2003: Peter Agre and Roderick McKinnon - Another key protein, they just keep on coming. This time it was the potassium ion channel, the nerve center (pun) of ionic conduction, muscle action and neurotransmission among other processes.
2006: Roger Kornberg - Kornberg dissected the fundamental process of DNA to RNA transcription in meticulous detail over two decades. The work involved pinning down the positions of dozens of proteins assembled in a precisely orchestrated circus.
2009: Venki Ramakrishnan, Tom Steitz and Ada Yonath - Another molecular machine of profound importance - the ribosome. Not only did the fearsome structure of this gargantuan assembly of proteins and RNA yield to crystallography but it also validated one of the most startling and significant observations in the history of biochemistry - the ribosome is a ribozyme.
2011: Dan Shechtman - Caused a paradigm shift, albeit not in protein crystallography. Interestingly chemists were lukewarm even about this prize, relegating it to metallurgy or even physics rather than chemistry.
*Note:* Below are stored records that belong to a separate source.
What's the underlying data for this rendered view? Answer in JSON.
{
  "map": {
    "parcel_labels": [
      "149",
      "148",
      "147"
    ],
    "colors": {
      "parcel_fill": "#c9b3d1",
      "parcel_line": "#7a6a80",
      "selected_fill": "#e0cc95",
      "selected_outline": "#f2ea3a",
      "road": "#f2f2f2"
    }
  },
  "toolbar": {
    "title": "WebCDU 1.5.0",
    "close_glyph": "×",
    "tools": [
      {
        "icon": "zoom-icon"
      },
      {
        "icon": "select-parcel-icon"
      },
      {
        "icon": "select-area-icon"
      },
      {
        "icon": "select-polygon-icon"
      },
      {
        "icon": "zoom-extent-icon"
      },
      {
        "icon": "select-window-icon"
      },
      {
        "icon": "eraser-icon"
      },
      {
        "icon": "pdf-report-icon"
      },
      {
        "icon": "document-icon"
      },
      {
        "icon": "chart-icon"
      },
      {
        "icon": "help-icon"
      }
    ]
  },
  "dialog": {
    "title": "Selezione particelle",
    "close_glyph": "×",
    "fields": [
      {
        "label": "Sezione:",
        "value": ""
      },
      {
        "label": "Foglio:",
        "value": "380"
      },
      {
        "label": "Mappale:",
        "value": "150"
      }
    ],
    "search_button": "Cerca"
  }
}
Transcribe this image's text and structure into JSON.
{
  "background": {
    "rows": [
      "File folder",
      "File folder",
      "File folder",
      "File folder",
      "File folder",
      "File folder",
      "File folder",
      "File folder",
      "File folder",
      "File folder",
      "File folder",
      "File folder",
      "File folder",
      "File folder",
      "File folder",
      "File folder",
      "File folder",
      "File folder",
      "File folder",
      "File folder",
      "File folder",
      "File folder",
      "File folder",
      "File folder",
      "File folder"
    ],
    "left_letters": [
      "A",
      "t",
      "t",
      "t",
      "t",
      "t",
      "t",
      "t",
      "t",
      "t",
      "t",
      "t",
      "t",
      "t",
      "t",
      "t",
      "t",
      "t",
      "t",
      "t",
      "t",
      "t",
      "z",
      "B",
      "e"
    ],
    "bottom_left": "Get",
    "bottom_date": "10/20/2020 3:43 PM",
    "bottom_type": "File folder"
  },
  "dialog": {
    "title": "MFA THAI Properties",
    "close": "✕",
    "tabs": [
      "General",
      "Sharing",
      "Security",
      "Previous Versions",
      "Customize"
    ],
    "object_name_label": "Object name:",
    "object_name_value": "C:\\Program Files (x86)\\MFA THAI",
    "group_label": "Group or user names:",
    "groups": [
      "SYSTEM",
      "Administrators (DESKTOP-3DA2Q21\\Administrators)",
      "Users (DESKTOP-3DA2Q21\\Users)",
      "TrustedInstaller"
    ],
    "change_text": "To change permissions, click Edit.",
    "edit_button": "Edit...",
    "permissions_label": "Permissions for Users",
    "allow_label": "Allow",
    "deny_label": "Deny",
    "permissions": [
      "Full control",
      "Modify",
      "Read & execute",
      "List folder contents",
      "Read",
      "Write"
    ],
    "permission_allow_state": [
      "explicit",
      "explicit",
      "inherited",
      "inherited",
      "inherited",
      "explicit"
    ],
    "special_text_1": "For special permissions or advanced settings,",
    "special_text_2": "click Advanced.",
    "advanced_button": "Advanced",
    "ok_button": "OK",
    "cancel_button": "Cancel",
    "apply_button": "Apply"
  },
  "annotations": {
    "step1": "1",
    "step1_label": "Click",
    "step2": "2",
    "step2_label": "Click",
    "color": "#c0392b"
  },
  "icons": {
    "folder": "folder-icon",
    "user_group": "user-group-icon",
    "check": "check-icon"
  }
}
2012: Robert Lefkowitz and Brian Kobilka.
A few observations. There have been a total of 11 Nobel Prizes awarded since 1954 to x-ray crystallographers. That's not a lot and certainly nothing to complain about. There's of course more awarded to biochemists in general, but even there the count is 24 prizes since 1950. The crystallography prizes seem to become more frequent as we approach the 90s and the twenty-first century, and the reason is probably that the technology and methodology made it finally possibly to tackle the structures of fundamental entities like the ribosome and ion channels which couldn't be addressed before. It's also important to emphasize that each one of the protein structures provided insight into an important physiological process which involved a lot of actual, bond-breaking and bond-making, chemistry. It's natural for a chemist to lament his favorite field, reaction or molecule not winning a prize but the truth is that this reflect a provincialism that ignores chemistry's immense reach.
What's the future going to look like? Nobody can say for sure, but the increasing number of prizes awarded to biochemists and crystallographers since the 80s seem to indicate that this trend will continue, with prizes awarded even more frequently to protein crystallographers and molecular biologists. And this shouldn't be surprising. We are finally at a stage when we can use the full set of physical and chemical tools at our disposal to tackle the big biological and medical questions of our time. Chemistry through its use of structure determination techniques and small molecules will allow us to interrogate the function and find out the structure of increasingly complicated biological assemblies.
But the take-home message is that any future chemistry Nobel Prizes awarded to "biologists" will only showcase the growing power of chemistry and spectroscopy to uncover life's deepest secrets. Synthetic and systems biologists for instance are just getting started in engineering cells and organisms and even that is chemistry. The location of the essence of biological existence in life's constituent molecules was one of the most revolutionary discoveries of all time. It seems fitting that this paradigm will shine in all its glory in the twenty-first century. Rather than resign themselves to what they see as an inevitable fate, chemists should celebrate this development as the ultimate manifestation of the power of chemistry in illuminating structure and function.